Campus & Community

This month in Harvard history

2 min read

Oct. 6, 1642 – The times and order of their Studies, unlesse experience shall shew cause to alter, the earliest detailed Harvard curriculum, is preserved in writing. Harvard’s undergraduate course of study, begun as a three-year program, expands to four in 1652.

Oct. 24, 1656 – The Great and General Court of Massachusetts Bay Colony grants the Corporation discretionary power “to punish all misdemenoures of the youth in their Societie, either by fine or whipping in the hall openly, as the nature of the offence shall require, not exceding [sic] ten shilling [sic] or ten stripes for one offence.”

Oct. 9, 1737 – Edward Holyoke, Class of 1705, is formally installed as Harvard’s ninth President. Not until more than a century later (in Charles Eliot’s record-setting 40-year presidency) will anyone exceed his 32-year term of office. Records of Holyoke’s inauguration also provide the earliest evidence of the singing of Psalm 78 (“Give ear, my Children”), the now-traditional Commencement psalm, at Harvard.

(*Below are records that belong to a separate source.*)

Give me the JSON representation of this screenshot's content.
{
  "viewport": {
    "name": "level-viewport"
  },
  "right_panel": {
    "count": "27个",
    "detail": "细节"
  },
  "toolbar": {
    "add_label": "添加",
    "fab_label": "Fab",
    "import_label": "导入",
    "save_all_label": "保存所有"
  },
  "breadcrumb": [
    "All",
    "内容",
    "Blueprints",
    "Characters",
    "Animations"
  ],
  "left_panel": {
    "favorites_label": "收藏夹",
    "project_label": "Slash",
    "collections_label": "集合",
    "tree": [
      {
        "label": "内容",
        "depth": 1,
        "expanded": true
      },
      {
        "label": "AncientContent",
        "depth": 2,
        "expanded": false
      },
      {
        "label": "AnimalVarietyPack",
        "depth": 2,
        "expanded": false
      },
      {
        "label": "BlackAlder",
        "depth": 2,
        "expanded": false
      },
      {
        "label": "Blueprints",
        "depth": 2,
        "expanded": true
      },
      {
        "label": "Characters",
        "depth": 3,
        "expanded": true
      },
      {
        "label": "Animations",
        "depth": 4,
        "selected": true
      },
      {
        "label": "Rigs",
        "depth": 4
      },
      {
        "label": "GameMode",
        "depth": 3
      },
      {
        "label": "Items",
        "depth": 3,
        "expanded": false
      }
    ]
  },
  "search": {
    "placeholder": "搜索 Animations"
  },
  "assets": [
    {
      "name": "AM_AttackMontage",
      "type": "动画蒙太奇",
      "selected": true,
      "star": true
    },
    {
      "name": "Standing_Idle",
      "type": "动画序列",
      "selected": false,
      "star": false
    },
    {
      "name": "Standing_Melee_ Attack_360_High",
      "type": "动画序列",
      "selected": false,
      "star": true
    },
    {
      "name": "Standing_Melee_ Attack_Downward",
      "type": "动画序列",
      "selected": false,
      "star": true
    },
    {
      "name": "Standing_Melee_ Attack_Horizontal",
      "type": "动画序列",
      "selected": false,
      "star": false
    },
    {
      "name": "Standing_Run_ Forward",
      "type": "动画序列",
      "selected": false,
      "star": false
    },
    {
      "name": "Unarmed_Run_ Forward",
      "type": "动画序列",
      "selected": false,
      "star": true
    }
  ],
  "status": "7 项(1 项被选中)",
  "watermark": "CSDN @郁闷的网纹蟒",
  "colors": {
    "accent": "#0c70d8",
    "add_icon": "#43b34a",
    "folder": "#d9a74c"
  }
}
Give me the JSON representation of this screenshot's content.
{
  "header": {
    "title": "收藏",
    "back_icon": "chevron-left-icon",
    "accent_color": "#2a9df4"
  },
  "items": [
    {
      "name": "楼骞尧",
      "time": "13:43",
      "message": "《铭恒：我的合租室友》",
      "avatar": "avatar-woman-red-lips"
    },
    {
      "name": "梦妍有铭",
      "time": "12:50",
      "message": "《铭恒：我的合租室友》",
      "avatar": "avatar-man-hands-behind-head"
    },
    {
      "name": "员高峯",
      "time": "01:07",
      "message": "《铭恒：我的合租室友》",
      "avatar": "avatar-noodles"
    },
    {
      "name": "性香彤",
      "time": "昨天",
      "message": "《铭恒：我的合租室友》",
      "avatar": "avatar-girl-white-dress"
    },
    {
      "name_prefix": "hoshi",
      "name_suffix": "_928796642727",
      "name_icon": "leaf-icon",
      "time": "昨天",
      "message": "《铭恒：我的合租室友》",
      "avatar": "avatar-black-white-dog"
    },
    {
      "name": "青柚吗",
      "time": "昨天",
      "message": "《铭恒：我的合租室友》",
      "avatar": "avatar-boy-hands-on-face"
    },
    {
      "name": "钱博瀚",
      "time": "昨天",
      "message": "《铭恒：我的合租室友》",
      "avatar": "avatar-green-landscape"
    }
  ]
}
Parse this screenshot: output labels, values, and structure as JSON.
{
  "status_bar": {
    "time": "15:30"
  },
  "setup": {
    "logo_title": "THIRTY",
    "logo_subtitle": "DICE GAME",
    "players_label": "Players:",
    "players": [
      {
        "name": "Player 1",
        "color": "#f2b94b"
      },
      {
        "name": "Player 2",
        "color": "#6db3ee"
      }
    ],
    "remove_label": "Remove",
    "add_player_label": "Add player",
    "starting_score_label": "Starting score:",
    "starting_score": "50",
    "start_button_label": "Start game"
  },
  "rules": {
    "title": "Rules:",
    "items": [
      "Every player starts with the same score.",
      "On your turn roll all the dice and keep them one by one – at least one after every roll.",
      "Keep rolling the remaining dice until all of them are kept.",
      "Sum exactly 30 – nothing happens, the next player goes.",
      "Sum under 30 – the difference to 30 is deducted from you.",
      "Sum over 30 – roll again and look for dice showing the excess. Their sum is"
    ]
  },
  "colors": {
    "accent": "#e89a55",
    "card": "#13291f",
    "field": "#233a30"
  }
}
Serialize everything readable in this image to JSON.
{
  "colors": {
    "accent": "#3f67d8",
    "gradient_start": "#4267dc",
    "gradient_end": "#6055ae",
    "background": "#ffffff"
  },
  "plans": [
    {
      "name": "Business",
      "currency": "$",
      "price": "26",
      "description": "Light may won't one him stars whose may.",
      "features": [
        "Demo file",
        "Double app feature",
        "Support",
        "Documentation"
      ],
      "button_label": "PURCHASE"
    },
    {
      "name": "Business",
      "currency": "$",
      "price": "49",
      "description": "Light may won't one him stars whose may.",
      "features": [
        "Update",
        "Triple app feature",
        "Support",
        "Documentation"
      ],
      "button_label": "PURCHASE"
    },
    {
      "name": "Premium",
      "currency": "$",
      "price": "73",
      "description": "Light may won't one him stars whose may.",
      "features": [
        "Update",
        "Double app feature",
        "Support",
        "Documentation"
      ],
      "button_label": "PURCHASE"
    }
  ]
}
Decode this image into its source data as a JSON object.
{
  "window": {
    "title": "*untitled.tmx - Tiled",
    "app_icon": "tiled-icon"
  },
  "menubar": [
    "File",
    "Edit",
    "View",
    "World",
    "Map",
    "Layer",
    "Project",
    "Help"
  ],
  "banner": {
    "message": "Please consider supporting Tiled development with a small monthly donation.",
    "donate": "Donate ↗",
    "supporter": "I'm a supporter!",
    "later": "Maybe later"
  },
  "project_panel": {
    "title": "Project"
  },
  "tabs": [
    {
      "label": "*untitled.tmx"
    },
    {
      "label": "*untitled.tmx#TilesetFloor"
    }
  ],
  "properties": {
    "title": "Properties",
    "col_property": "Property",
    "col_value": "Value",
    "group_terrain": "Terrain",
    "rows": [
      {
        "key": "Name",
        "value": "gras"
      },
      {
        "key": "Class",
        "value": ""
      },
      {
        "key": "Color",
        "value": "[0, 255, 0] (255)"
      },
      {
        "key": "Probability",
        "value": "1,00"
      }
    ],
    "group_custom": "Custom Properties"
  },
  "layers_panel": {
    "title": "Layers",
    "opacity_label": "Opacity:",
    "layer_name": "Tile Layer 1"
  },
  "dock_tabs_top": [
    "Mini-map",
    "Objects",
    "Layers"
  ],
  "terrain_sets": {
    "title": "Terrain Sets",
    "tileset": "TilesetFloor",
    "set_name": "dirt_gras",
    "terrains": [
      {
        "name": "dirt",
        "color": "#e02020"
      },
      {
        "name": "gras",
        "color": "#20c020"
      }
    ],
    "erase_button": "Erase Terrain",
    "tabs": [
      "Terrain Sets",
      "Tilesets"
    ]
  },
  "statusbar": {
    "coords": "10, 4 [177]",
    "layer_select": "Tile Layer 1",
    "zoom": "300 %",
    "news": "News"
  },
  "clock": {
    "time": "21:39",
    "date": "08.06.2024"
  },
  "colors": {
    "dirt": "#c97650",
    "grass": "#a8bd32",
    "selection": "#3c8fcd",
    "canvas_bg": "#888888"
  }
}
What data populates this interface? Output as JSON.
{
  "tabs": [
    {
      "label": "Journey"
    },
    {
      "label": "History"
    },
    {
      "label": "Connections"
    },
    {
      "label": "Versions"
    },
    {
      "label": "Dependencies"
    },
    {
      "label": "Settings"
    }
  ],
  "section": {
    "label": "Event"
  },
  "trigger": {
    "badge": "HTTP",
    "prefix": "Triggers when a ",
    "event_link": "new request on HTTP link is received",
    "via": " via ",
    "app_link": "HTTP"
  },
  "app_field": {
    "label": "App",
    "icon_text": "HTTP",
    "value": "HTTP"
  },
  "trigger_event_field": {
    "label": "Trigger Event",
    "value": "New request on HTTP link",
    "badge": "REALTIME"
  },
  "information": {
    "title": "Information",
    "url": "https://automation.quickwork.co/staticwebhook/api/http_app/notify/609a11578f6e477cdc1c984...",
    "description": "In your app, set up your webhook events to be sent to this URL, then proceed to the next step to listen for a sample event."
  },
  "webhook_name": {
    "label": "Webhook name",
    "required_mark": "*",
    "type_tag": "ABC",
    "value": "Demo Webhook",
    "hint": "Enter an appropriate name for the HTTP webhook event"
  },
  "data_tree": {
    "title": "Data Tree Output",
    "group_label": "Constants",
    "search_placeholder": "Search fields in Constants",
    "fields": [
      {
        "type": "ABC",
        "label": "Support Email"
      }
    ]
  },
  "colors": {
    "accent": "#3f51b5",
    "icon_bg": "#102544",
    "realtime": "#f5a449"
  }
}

Oct. 27, 1780 – The first total solar eclipse in the New World to be visible to American colonists takes place. Despite the Revolutionary War, the Rev. Samuel Williams, the Hollis Professor of Mathematics and Natural Philosophy, leads an expedition to observe and measure the event from the shores of Penobscot Bay (in modern-day Maine), the only accessible viewing location. For reasons not clearly understood, however, Williams and his group miss the path of totality by a few miles.

– From the Harvard Historical Calendar, a database compiled by Marvin Hightower